──────── Source information ────────

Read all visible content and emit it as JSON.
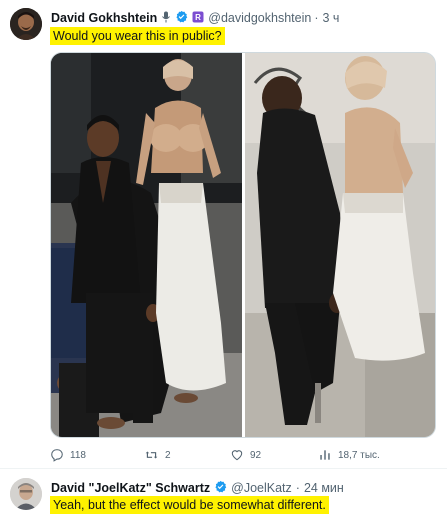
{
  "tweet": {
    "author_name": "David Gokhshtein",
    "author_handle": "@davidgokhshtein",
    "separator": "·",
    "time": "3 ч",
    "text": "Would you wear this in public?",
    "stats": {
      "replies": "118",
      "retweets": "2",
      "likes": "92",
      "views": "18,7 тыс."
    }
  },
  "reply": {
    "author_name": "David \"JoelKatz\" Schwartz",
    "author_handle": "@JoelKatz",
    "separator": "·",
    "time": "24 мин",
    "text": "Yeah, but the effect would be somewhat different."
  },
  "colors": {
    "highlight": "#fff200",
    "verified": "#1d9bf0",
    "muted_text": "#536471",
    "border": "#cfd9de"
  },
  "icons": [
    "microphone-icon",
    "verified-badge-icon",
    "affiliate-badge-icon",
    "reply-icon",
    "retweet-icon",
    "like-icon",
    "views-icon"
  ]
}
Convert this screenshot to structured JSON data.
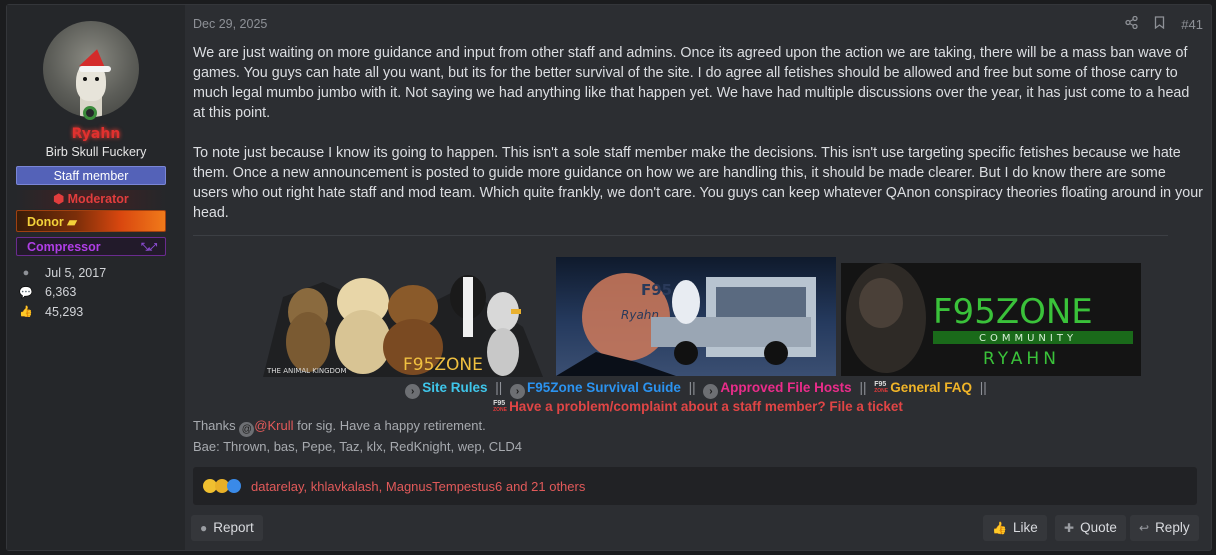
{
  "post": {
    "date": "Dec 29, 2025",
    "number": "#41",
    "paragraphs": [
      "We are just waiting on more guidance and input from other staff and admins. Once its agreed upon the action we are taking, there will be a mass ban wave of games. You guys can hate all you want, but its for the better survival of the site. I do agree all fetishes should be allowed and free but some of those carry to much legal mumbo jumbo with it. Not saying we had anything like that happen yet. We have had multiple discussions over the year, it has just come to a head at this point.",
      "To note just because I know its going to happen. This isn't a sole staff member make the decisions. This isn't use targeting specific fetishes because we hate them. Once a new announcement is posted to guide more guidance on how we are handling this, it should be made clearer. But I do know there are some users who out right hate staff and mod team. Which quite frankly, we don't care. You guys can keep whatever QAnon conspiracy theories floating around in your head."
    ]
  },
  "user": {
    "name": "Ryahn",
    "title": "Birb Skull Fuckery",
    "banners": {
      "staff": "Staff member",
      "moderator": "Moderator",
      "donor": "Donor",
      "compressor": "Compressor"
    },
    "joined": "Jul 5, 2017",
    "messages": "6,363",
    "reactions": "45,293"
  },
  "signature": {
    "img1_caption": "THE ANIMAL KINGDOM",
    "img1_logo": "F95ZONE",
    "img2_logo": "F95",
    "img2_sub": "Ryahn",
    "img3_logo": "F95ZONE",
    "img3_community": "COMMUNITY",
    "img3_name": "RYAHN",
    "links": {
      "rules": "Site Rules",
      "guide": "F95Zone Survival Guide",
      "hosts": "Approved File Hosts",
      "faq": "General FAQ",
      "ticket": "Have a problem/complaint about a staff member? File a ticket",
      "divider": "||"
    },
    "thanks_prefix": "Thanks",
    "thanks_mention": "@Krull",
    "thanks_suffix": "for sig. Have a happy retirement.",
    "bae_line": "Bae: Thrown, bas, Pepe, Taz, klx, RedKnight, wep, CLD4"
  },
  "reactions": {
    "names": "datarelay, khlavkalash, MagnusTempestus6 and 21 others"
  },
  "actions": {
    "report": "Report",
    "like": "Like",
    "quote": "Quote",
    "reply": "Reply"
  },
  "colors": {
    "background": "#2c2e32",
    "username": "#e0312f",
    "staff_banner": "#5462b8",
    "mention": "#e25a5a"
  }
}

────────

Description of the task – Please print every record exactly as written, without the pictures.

Solution for this task –
Read all visible content and emit it as JSON.
{
  "tweet": {
    "author_name": "David Gokhshtein",
    "author_handle": "@davidgokhshtein",
    "separator": "·",
    "time": "3 ч",
    "text": "Would you wear this in public?",
    "stats": {
      "replies": "118",
      "retweets": "2",
      "likes": "92",
      "views": "18,7 тыс."
    }
  },
  "reply": {
    "author_name": "David \"JoelKatz\" Schwartz",
    "author_handle": "@JoelKatz",
    "separator": "·",
    "time": "24 мин",
    "text": "Yeah, but the effect would be somewhat different."
  },
  "colors": {
    "highlight": "#fff200",
    "verified": "#1d9bf0",
    "muted_text": "#536471",
    "border": "#cfd9de"
  },
  "icons": [
    "microphone-icon",
    "verified-badge-icon",
    "affiliate-badge-icon",
    "reply-icon",
    "retweet-icon",
    "like-icon",
    "views-icon"
  ]
}
Convert this screenshot to structured JSON data.
{
  "post": {
    "date": "Dec 29, 2025",
    "number": "#41",
    "paragraphs": [
      "We are just waiting on more guidance and input from other staff and admins. Once its agreed upon the action we are taking, there will be a mass ban wave of games. You guys can hate all you want, but its for the better survival of the site. I do agree all fetishes should be allowed and free but some of those carry to much legal mumbo jumbo with it. Not saying we had anything like that happen yet. We have had multiple discussions over the year, it has just come to a head at this point.",
      "To note just because I know its going to happen. This isn't a sole staff member make the decisions. This isn't use targeting specific fetishes because we hate them. Once a new announcement is posted to guide more guidance on how we are handling this, it should be made clearer. But I do know there are some users who out right hate staff and mod team. Which quite frankly, we don't care. You guys can keep whatever QAnon conspiracy theories floating around in your head."
    ]
  },
  "user": {
    "name": "Ryahn",
    "title": "Birb Skull Fuckery",
    "banners": {
      "staff": "Staff member",
      "moderator": "Moderator",
      "donor": "Donor",
      "compressor": "Compressor"
    },
    "joined": "Jul 5, 2017",
    "messages": "6,363",
    "reactions": "45,293"
  },
  "signature": {
    "img1_caption": "THE ANIMAL KINGDOM",
    "img1_logo": "F95ZONE",
    "img2_logo": "F95",
    "img2_sub": "Ryahn",
    "img3_logo": "F95ZONE",
    "img3_community": "COMMUNITY",
    "img3_name": "RYAHN",
    "links": {
      "rules": "Site Rules",
      "guide": "F95Zone Survival Guide",
      "hosts": "Approved File Hosts",
      "faq": "General FAQ",
      "ticket": "Have a problem/complaint about a staff member? File a ticket",
      "divider": "||"
    },
    "thanks_prefix": "Thanks",
    "thanks_mention": "@Krull",
    "thanks_suffix": "for sig. Have a happy retirement.",
    "bae_line": "Bae: Thrown, bas, Pepe, Taz, klx, RedKnight, wep, CLD4"
  },
  "reactions": {
    "names": "datarelay, khlavkalash, MagnusTempestus6 and 21 others"
  },
  "actions": {
    "report": "Report",
    "like": "Like",
    "quote": "Quote",
    "reply": "Reply"
  },
  "colors": {
    "background": "#2c2e32",
    "username": "#e0312f",
    "staff_banner": "#5462b8",
    "mention": "#e25a5a"
  }
}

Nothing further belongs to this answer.